6
Feb

Monday Morning Memeogram: Words of Capital and Perfidy

Third in my series of Monday morning memeograms.   This week, the captains of industry prevail and king Capitalism is the theme.  As memeograms, capitalism is a little boring, so I’m also including a peek at its dark underbelly.

I’m now going to have to find a way to re-insert bunco [1907] into my working vocabulary.  The proliferation of flavors of white collar crime in recent years is particularly interesting.

Read more »

31
Jan

Monday Morning Memeogram: Words of Sale

Second in my series of “work-themed” Monday morning memeograms.

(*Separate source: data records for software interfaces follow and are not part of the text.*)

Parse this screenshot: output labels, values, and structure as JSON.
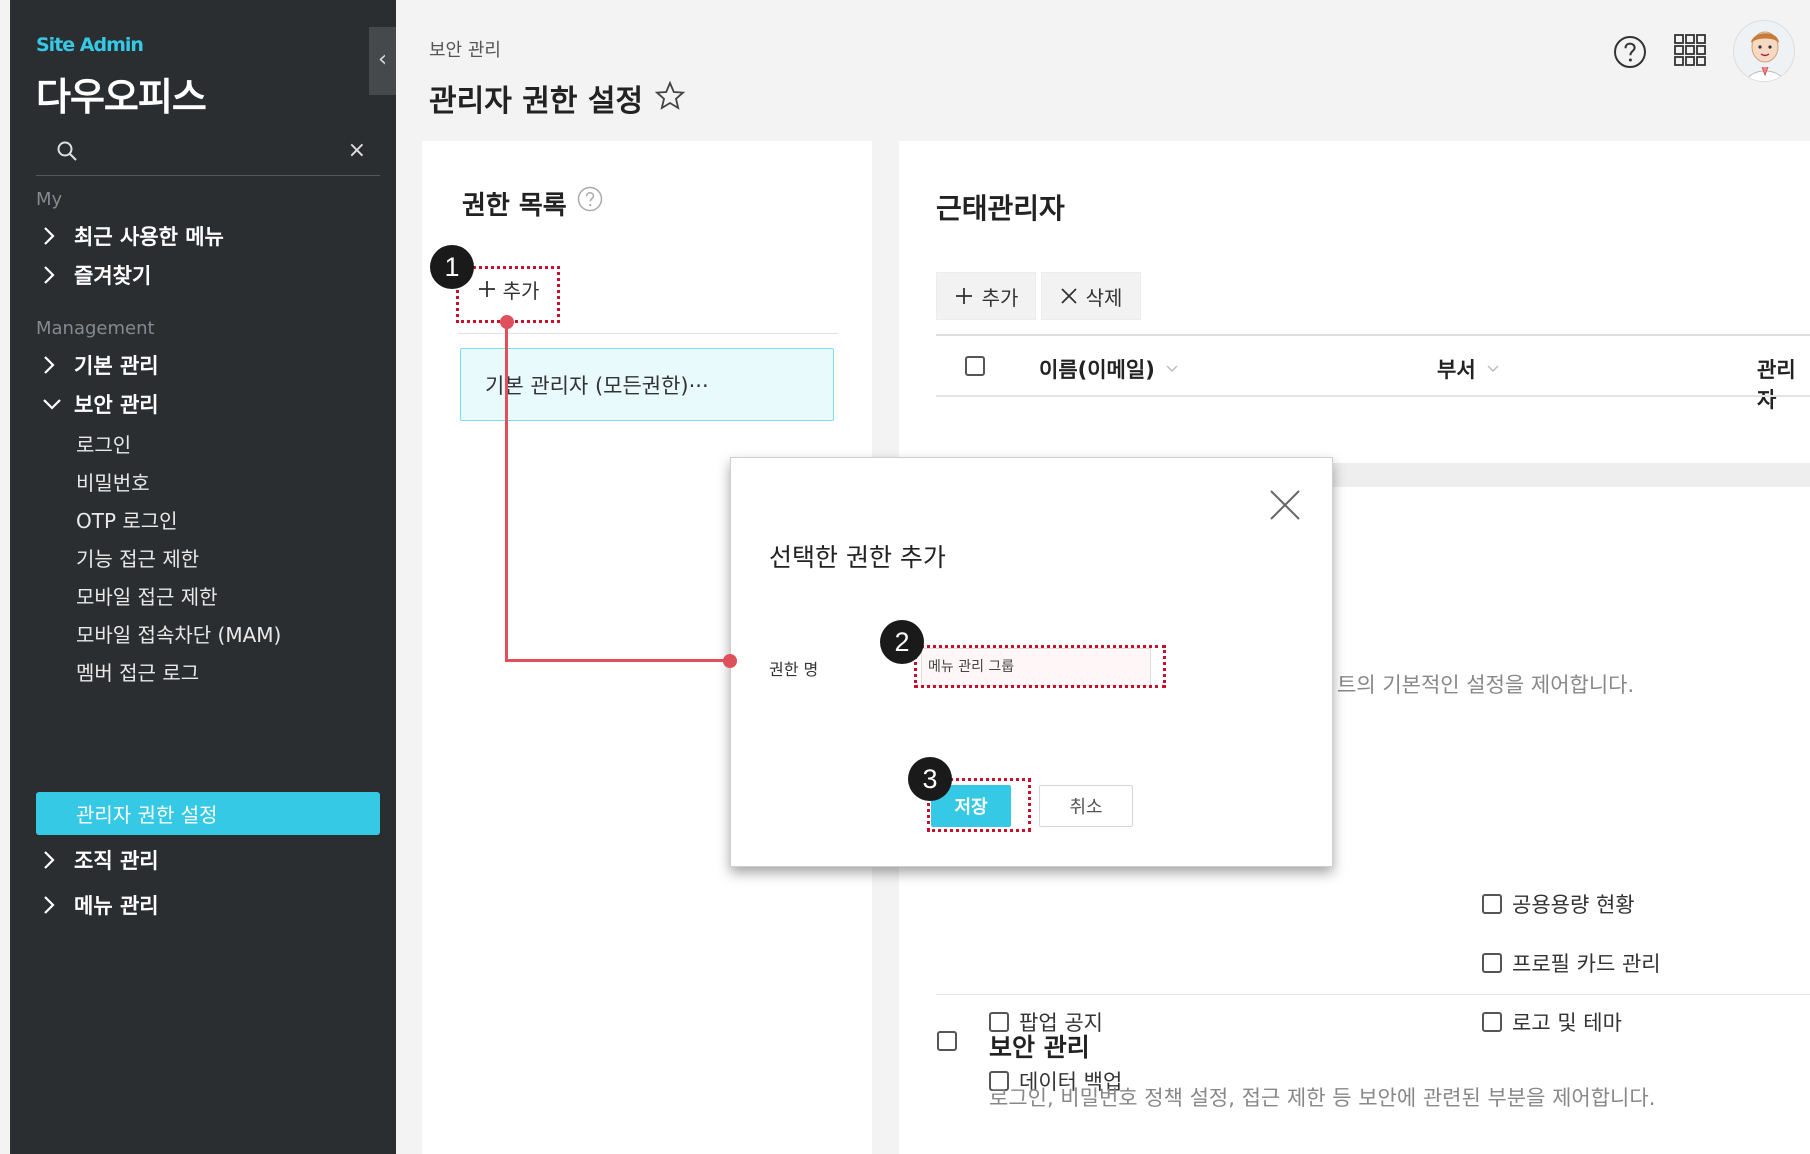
{
  "sidebar": {
    "brand_small": "Site Admin",
    "brand": "다우오피스",
    "collapse_glyph": "‹",
    "clear_glyph": "×",
    "section_my": "My",
    "recent_menu": "최근 사용한 메뉴",
    "favorites": "즐겨찾기",
    "section_management": "Management",
    "basic": "기본 관리",
    "security": "보안 관리",
    "sub": {
      "login": "로그인",
      "password": "비밀번호",
      "otp": "OTP 로그인",
      "feature_restrict": "기능 접근 제한",
      "mobile_restrict": "모바일 접근 제한",
      "mam": "모바일 접속차단 (MAM)",
      "member_log": "멤버 접근 로그",
      "admin_perm": "관리자 권한 설정"
    },
    "org": "조직 관리",
    "menu": "메뉴 관리"
  },
  "header": {
    "breadcrumb": "보안 관리",
    "title": "관리자 권한 설정"
  },
  "left_panel": {
    "title": "권한 목록",
    "add_label": "추가",
    "items": [
      "기본 관리자 (모든권한)···"
    ]
  },
  "right_panel": {
    "title": "근태관리자",
    "add_label": "추가",
    "delete_label": "삭제",
    "columns": [
      "이름(이메일)",
      "부서",
      "관리자"
    ],
    "desc_partial": "트의 기본적인 설정을 제어합니다.",
    "perms_left": [
      "팝업 공지",
      "데이터 백업"
    ],
    "perms_right": [
      "공용용량 현황",
      "프로필 카드 관리",
      "로고 및 테마"
    ],
    "section_title": "보안 관리",
    "section_desc": "로그인, 비밀번호 정책 설정, 접근 제한 등 보안에 관련된 부분을 제어합니다."
  },
  "modal": {
    "title": "선택한 권한 추가",
    "label": "권한 명",
    "input_value": "메뉴 관리 그룹",
    "save": "저장",
    "cancel": "취소"
  },
  "steps": [
    "1",
    "2",
    "3"
  ],
  "colors": {
    "accent": "#35c9e6",
    "sidebar_bg": "#2b2e30",
    "annotation": "#c8102e"
  }
}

Last week’s theme was blue collar, this week, the focus is white collar [black font] and management [brown font].   My primary take-home here is: work has gotten a heck of a lot more complicated over time.

There are some great little nostalgic nuggets: Christmas bonus peaking in 1946 (how retro…), Madison Avenue [1961] (pour me a Martini, Don Draper), Japanese industry [1987] (lifetime corporate loyalty, now that’s quaint), Read more »

24
Jan

Monday Morning Memeogram: Words of Labor

Here’s the first in a series of “work-themed” memeograms from the Google ngrams database, to warm up the brain on cold and dreary Monday mornings.

The red-shaded terms are intended to capture “blue collar” themes from a worker perspective; grey to capture production through an industry perspective.   Orange captures the disappearance of artisans/craftsmen.

Some of my favorites include vicious circle, peaking in 1969, and  rat race [1973] (“tune out, man!”), and coffee break [1977] Read more »

29
Dec

Introducing: The Memeogram

Or, Language Is A Virus (2010 Remix)

Google Books has given the gift of public Ngrams for the holidays, and it has inspired me to officially design a new visualization, and coin a new term:  the memeogram.   Since Google itself only returns 16 results in a search for “memeogram”, I’m pretty confident that this word does not yet exist, and I get squatters’ rights as of 29 December 2010.

  • Memeogram (meem-ey-oh-gram) [n]:   A graph composed of plotting the peak frequency vs time of peak frequency for keywords / ngrams / memes, with markers comprised of the words themselves.
  • Plain english: These graphs show the year at which individual words or phrases “peaked” in popularity (frequency of occurrence) in the database of all books scanned at GoogleBooks.

In the spirit of New Years resolutions, I have composed memeograms of several hundred “positive and aspirational” English words, broken out roughly categorically below.   Enjoy! Read more »